Directions for this task ▸ Each line of the listing is to be retyped exactly as given.

Provided records ▸
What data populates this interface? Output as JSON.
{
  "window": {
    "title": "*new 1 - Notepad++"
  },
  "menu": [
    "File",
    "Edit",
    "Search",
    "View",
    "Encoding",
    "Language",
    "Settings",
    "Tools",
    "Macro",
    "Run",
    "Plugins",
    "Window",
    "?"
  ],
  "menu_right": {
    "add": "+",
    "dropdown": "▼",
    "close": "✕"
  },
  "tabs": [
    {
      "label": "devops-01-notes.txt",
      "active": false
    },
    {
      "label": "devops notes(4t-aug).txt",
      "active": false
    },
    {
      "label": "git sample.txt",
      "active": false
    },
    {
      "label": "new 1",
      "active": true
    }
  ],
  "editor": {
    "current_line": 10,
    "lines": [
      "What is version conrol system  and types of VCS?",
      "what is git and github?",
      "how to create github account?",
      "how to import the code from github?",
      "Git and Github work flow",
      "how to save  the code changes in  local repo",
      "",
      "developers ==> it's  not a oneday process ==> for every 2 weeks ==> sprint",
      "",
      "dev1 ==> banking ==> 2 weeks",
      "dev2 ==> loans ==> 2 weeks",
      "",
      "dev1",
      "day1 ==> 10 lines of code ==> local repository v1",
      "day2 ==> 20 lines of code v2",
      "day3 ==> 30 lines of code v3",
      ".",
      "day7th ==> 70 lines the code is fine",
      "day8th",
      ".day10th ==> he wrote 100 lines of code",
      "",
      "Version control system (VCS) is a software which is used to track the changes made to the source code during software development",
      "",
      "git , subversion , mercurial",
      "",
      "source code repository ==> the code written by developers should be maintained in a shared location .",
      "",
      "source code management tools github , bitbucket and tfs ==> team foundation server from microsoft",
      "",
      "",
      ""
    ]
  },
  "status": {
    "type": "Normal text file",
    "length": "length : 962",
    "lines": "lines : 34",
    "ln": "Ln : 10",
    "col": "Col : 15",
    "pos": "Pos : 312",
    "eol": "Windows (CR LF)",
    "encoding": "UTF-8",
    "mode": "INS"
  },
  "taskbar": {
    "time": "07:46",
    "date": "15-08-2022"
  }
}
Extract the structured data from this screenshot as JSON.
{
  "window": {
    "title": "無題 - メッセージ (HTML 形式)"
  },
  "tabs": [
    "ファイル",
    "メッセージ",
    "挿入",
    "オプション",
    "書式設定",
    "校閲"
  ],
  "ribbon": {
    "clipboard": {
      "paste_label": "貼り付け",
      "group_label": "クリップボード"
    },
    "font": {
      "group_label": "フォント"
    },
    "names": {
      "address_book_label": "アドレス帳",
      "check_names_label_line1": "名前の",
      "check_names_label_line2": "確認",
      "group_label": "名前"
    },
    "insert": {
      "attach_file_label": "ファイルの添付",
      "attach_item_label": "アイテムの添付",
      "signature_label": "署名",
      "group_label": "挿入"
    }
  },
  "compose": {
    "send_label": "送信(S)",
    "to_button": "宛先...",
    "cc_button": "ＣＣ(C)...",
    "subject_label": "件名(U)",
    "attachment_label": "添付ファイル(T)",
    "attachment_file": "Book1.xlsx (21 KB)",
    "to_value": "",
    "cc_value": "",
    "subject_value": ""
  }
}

Solution to this exercise ▸
What data populates this interface? Output as JSON.
{
  "window": {
    "title": "*new 1 - Notepad++"
  },
  "menu": [
    "File",
    "Edit",
    "Search",
    "View",
    "Encoding",
    "Language",
    "Settings",
    "Tools",
    "Macro",
    "Run",
    "Plugins",
    "Window",
    "?"
  ],
  "menu_right": {
    "add": "+",
    "dropdown": "▼",
    "close": "✕"
  },
  "tabs": [
    {
      "label": "devops-01-notes.txt",
      "active": false
    },
    {
      "label": "devops notes(4t-aug).txt",
      "active": false
    },
    {
      "label": "git sample.txt",
      "active": false
    },
    {
      "label": "new 1",
      "active": true
    }
  ],
  "editor": {
    "current_line": 10,
    "lines": [
      "What is version conrol system  and types of VCS?",
      "what is git and github?",
      "how to create github account?",
      "how to import the code from github?",
      "Git and Github work flow",
      "how to save  the code changes in  local repo",
      "",
      "developers ==> it's  not a oneday process ==> for every 2 weeks ==> sprint",
      "",
      "dev1 ==> banking ==> 2 weeks",
      "dev2 ==> loans ==> 2 weeks",
      "",
      "dev1",
      "day1 ==> 10 lines of code ==> local repository v1",
      "day2 ==> 20 lines of code v2",
      "day3 ==> 30 lines of code v3",
      ".",
      "day7th ==> 70 lines the code is fine",
      "day8th",
      ".day10th ==> he wrote 100 lines of code",
      "",
      "Version control system (VCS) is a software which is used to track the changes made to the source code during software development",
      "",
      "git , subversion , mercurial",
      "",
      "source code repository ==> the code written by developers should be maintained in a shared location .",
      "",
      "source code management tools github , bitbucket and tfs ==> team foundation server from microsoft",
      "",
      "",
      ""
    ]
  },
  "status": {
    "type": "Normal text file",
    "length": "length : 962",
    "lines": "lines : 34",
    "ln": "Ln : 10",
    "col": "Col : 15",
    "pos": "Pos : 312",
    "eol": "Windows (CR LF)",
    "encoding": "UTF-8",
    "mode": "INS"
  },
  "taskbar": {
    "time": "07:46",
    "date": "15-08-2022"
  }
}
Extract the structured data from this screenshot as JSON.
{
  "window": {
    "title": "無題 - メッセージ (HTML 形式)"
  },
  "tabs": [
    "ファイル",
    "メッセージ",
    "挿入",
    "オプション",
    "書式設定",
    "校閲"
  ],
  "ribbon": {
    "clipboard": {
      "paste_label": "貼り付け",
      "group_label": "クリップボード"
    },
    "font": {
      "group_label": "フォント"
    },
    "names": {
      "address_book_label": "アドレス帳",
      "check_names_label_line1": "名前の",
      "check_names_label_line2": "確認",
      "group_label": "名前"
    },
    "insert": {
      "attach_file_label": "ファイルの添付",
      "attach_item_label": "アイテムの添付",
      "signature_label": "署名",
      "group_label": "挿入"
    }
  },
  "compose": {
    "send_label": "送信(S)",
    "to_button": "宛先...",
    "cc_button": "ＣＣ(C)...",
    "subject_label": "件名(U)",
    "attachment_label": "添付ファイル(T)",
    "attachment_file": "Book1.xlsx (21 KB)",
    "to_value": "",
    "cc_value": "",
    "subject_value": ""
  }
}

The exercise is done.